Following the outbreak in May 2017, the national total stock of broiler breeders declined from 660 000 birds in April to
490 000 in June.
The Zimbabwe Poultry Association (ZPPA) May Update Report indicates that the country will have to continue importing hatching eggs until the end of the year despite improvements in the poultry sector.
“Projections are that local production of hatching eggs will remain depressed until the last quarter of 2018, necessitating the continued high dependence on imported hatching eggs to satisfy demand for day-old chicks from local poultry farmers,” the report said.
Local production of hatching eggs declined 7,4 million in December 2017 to 5,5 million in March 2018 while hatching egg imports increased from 1,35 million in November 2017 to five million in March 2018.
Production of day-old chicks has remained firm and averaged 7,1 million in the first quarter of 2018, representing an increase of 32 percent on the same period in 2017.
“Broiler meat production, which had declined to a monthly average of 7,6 million tonnes in the third quarter of 2017, has recovered strongly since then. The recovery has continued into the first quarter of 2018. The monthly average production of 11,2 million tonnes of broiler meat during the first quarter of 2018 was 37 percent more than the average production in the first quarter of 2017. Large-scale broiler meat production peaked at a new high of 4,4 million tonnes in March 2018,” ZPA said.
Increased broiler meat supply in the first quarter of 2018 has led to significant stock build-up and wholesale prices are expected to remain depressed.
“Persistent Avian Flu outbreaks in South Africa and an expected post-harvest increase in demand for day-old chicks in Zambia will limit supply of imported hatching eggs to Zimbabwe. This will increase reliance on non-Southern African Development Community imports of hatching eggs until the end of the year when local production is expected to recover to pre-Avian Flu levels. Day old chicks prices are likely to remain high,” ZPA further noted.
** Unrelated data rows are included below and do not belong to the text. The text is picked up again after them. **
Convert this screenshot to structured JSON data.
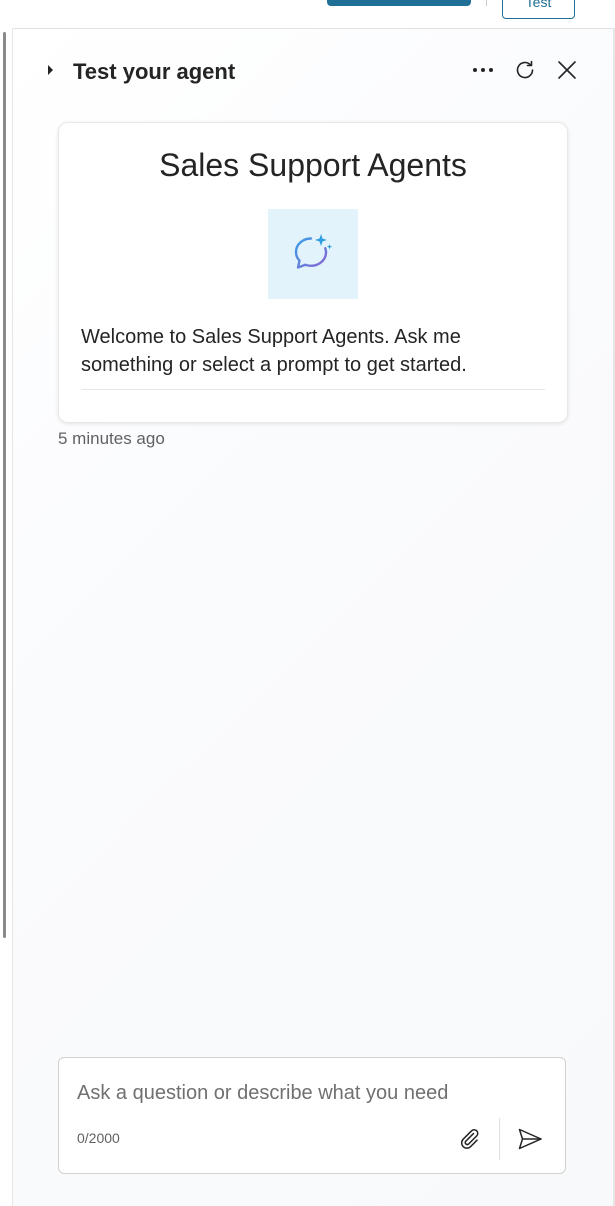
{
  "topbar": {
    "test_label": "Test"
  },
  "panel": {
    "title": "Test your agent"
  },
  "welcome": {
    "agent_name": "Sales Support Agents",
    "message": "Welcome to Sales Support Agents. Ask me something or select a prompt to get started.",
    "timestamp": "5 minutes ago"
  },
  "composer": {
    "placeholder": "Ask a question or describe what you need",
    "value": "",
    "char_count": "0/2000"
  },
  "icons": {
    "collapse": "caret-right-icon",
    "more": "more-horizontal-icon",
    "refresh": "refresh-icon",
    "close": "close-icon",
    "agent": "chat-sparkle-icon",
    "attach": "paperclip-icon",
    "send": "send-icon"
  },
  "colors": {
    "accent": "#1f6f97",
    "avatar_bg": "#e3f3fb",
    "text_primary": "#242424",
    "text_secondary": "#616161"
  }
}
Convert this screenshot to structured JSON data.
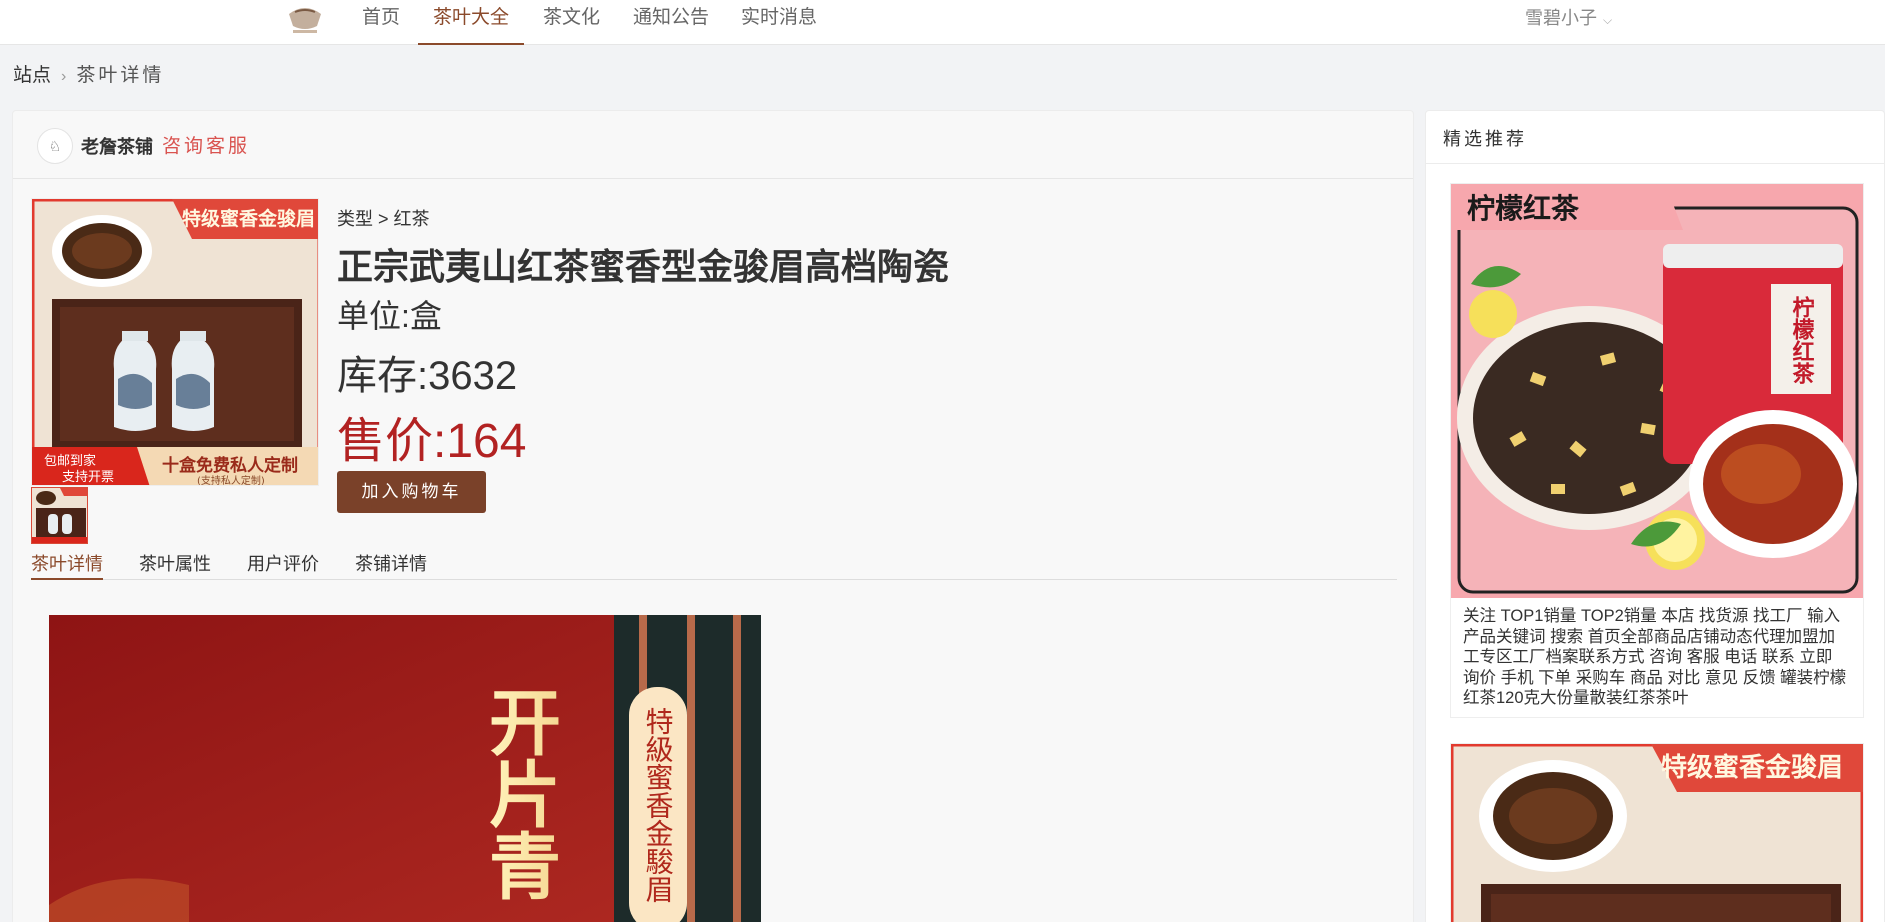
{
  "nav": {
    "items": [
      "首页",
      "茶叶大全",
      "茶文化",
      "通知公告",
      "实时消息"
    ],
    "active_index": 1,
    "user": "雪碧小子"
  },
  "breadcrumb": {
    "root": "站点",
    "current": "茶叶详情"
  },
  "shop": {
    "name": "老詹茶铺",
    "service": "咨询客服"
  },
  "product": {
    "type_path": "类型 > 红茶",
    "title": "正宗武夷山红茶蜜香型金骏眉高档陶瓷",
    "unit": "单位:盒",
    "stock": "库存:3632",
    "price": "售价:164",
    "cart_button": "加入购物车",
    "image_banner": "特级蜜香金骏眉",
    "image_promo": "十盒免费私人定制",
    "image_promo_sub": "(支持私人定制)",
    "image_badge_1": "包邮到家",
    "image_badge_2": "支持开票"
  },
  "tabs": [
    "茶叶详情",
    "茶叶属性",
    "用户评价",
    "茶铺详情"
  ],
  "detail_image": {
    "text_1": "开片青",
    "text_2": "特級蜜香金駿眉"
  },
  "side": {
    "title": "精选推荐",
    "rec1": {
      "banner": "柠檬红茶",
      "jar_label": "柠檬红茶",
      "desc": "关注 TOP1销量 TOP2销量 本店 找货源 找工厂 输入产品关键词 搜索 首页全部商品店铺动态代理加盟加工专区工厂档案联系方式 咨询 客服 电话 联系 立即 询价 手机 下单 采购车 商品 对比 意见 反馈 罐装柠檬红茶120克大份量散装红茶茶叶"
    },
    "rec2": {
      "banner": "特级蜜香金骏眉"
    }
  },
  "colors": {
    "accent": "#8b4a2b",
    "button": "#7a4129",
    "price": "#b22222",
    "service": "#d9534f"
  }
}
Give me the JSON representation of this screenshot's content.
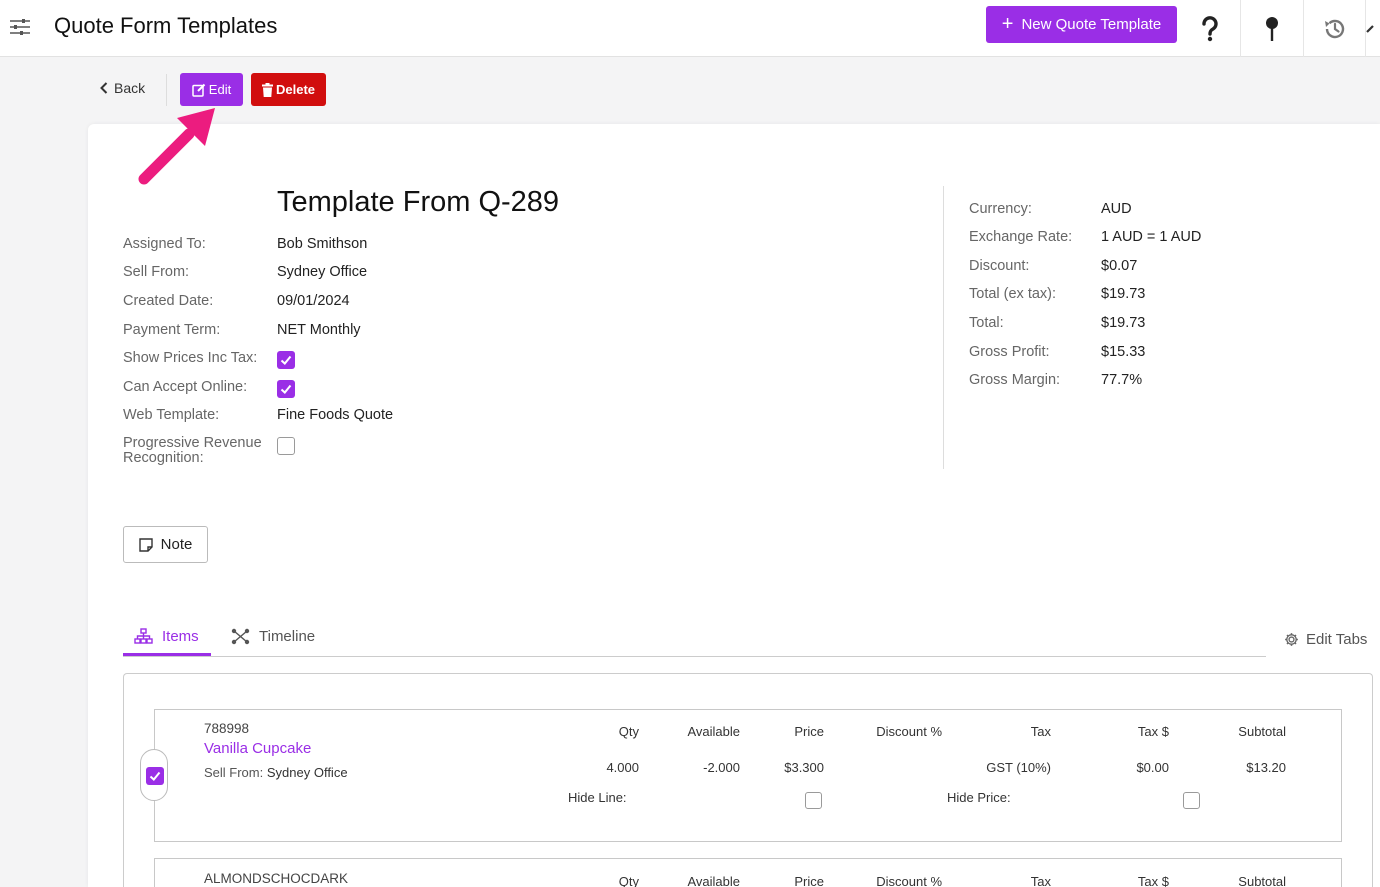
{
  "header": {
    "title": "Quote Form Templates",
    "new_button": "New Quote Template"
  },
  "actions": {
    "back": "Back",
    "edit": "Edit",
    "delete": "Delete"
  },
  "template": {
    "title": "Template From Q-289",
    "fields": [
      {
        "label": "Assigned To:",
        "value": "Bob Smithson"
      },
      {
        "label": "Sell From:",
        "value": "Sydney Office"
      },
      {
        "label": "Created Date:",
        "value": "09/01/2024"
      },
      {
        "label": "Payment Term:",
        "value": "NET Monthly"
      },
      {
        "label": "Show Prices Inc Tax:",
        "checked": true
      },
      {
        "label": "Can Accept Online:",
        "checked": true
      },
      {
        "label": "Web Template:",
        "value": "Fine Foods Quote"
      },
      {
        "label": "Progressive Revenue Recognition:",
        "checked": false
      }
    ]
  },
  "summary": [
    {
      "label": "Currency:",
      "value": "AUD"
    },
    {
      "label": "Exchange Rate:",
      "value": "1 AUD = 1 AUD"
    },
    {
      "label": "Discount:",
      "value": "$0.07"
    },
    {
      "label": "Total (ex tax):",
      "value": "$19.73"
    },
    {
      "label": "Total:",
      "value": "$19.73"
    },
    {
      "label": "Gross Profit:",
      "value": "$15.33"
    },
    {
      "label": "Gross Margin:",
      "value": "77.7%"
    }
  ],
  "note_button": "Note",
  "tabs": [
    {
      "label": "Items",
      "active": true
    },
    {
      "label": "Timeline",
      "active": false
    }
  ],
  "edit_tabs": "Edit Tabs",
  "columns": [
    "Qty",
    "Available",
    "Price",
    "Discount %",
    "Tax",
    "Tax $",
    "Subtotal"
  ],
  "items": [
    {
      "code": "788998",
      "name": "Vanilla Cupcake",
      "sell_from_label": "Sell From:",
      "sell_from": "Sydney Office",
      "qty": "4.000",
      "available": "-2.000",
      "price": "$3.300",
      "discount": "",
      "tax": "GST (10%)",
      "tax_amount": "$0.00",
      "subtotal": "$13.20",
      "hide_line_label": "Hide Line:",
      "hide_price_label": "Hide Price:",
      "selected": true
    },
    {
      "code": "ALMONDSCHOCDARK"
    }
  ],
  "colors": {
    "accent": "#9a2ee6",
    "danger": "#d10e0e",
    "arrow": "#ec1c7f"
  }
}
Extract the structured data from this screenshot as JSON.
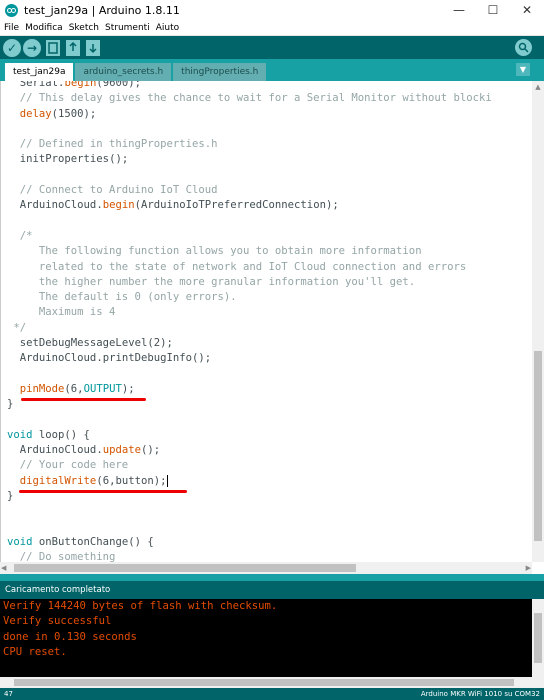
{
  "window": {
    "title": "test_jan29a | Arduino 1.8.11",
    "minimize": "—",
    "maximize": "☐",
    "close": "✕"
  },
  "menu": [
    "File",
    "Modifica",
    "Sketch",
    "Strumenti",
    "Aiuto"
  ],
  "toolbar": {
    "verify_icon": "✓",
    "upload_icon": "→",
    "new_icon": "new-icon",
    "open_icon": "open-icon",
    "save_icon": "save-icon",
    "serial_monitor_icon": "serial-monitor-icon"
  },
  "tabs": [
    {
      "label": "test_jan29a",
      "active": true
    },
    {
      "label": "arduino_secrets.h",
      "active": false
    },
    {
      "label": "thingProperties.h",
      "active": false
    }
  ],
  "code_lines": [
    "  Serial.begin(9600);",
    "  // This delay gives the chance to wait for a Serial Monitor without blocki",
    "  delay(1500);",
    "",
    "  // Defined in thingProperties.h",
    "  initProperties();",
    "",
    "  // Connect to Arduino IoT Cloud",
    "  ArduinoCloud.begin(ArduinoIoTPreferredConnection);",
    "",
    "  /*",
    "     The following function allows you to obtain more information",
    "     related to the state of network and IoT Cloud connection and errors",
    "     the higher number the more granular information you'll get.",
    "     The default is 0 (only errors).",
    "     Maximum is 4",
    " */",
    "  setDebugMessageLevel(2);",
    "  ArduinoCloud.printDebugInfo();",
    "",
    "  pinMode(6,OUTPUT);",
    "}",
    "",
    "void loop() {",
    "  ArduinoCloud.update();",
    "  // Your code here",
    "  digitalWrite(6,button);",
    "}",
    "",
    "",
    "void onButtonChange() {",
    "  // Do something"
  ],
  "status": {
    "message": "Caricamento completato"
  },
  "console": [
    "Verify 144240 bytes of flash with checksum.",
    "Verify successful",
    "done in 0.130 seconds",
    "CPU reset."
  ],
  "footer": {
    "line": "47",
    "board": "Arduino MKR WiFi 1010 su COM32"
  },
  "colors": {
    "toolbar_bg": "#006468",
    "tabbar_bg": "#17a1a5",
    "console_text": "#e34c00",
    "annotation": "#e00000"
  }
}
Day old chicks prices per 100 increased to $97 from $66 last year.